One of the most poignant details of the movie's premise is that the crew consists mainly of married couples, in keeping with their mission to populate a new human colony. If "Prometheus" was the franchise's spin on the creation story, then consider "Alien: Covenant" its vision of Eden despoiled, full of all-too-fallible men and women who are like futuristic versions of Adam and Eve (plus two Adams played by Bichir and Dean, though their status as significant others is barely addressed).
That leaves Fassbender as the snake in the garden, the synthetic outsider who possesses a deadly form of higher knowledge. The movie's finest scene casts this superbly protean actor opposite himself, and Fassbender rises to the occasion with a dual performance that transcends its stunt-like conception. The rapport between his two androids — same make, different models and radically distinct worldviews — is by turns witty, intimate and breathtakingly perverse. And it serves to recalibrate our sense of whose perspective, exactly, is governing this particular story.
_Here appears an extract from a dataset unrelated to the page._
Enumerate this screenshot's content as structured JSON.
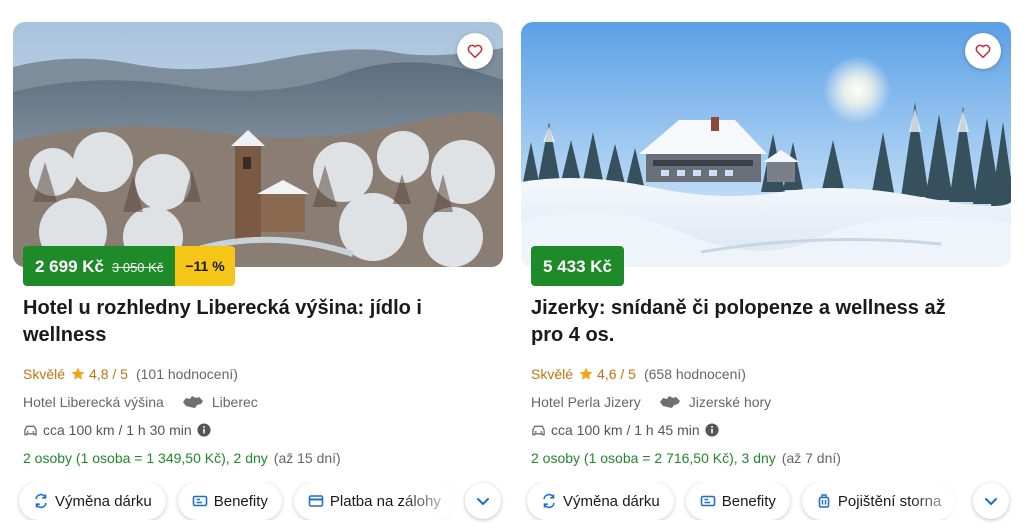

If human life in "Alien: Covenant" often seems cheap and disposable, that may be less a bug than a feature, a sign that we are being encouraged to regard humanity from a superior, less sentimental plane of existence. This movie may be a convulsively entertaining throwback to Scott's glory days, but to look upon Fassbender, with his icy and seductive post-human gaze, is to behold this franchise's future.
MPAA rating: R for sci-fi violence, bloody images, language and some sexuality/nudity
Running time: 2 hours, 3 minutes
Playing: In general release beginning Thursday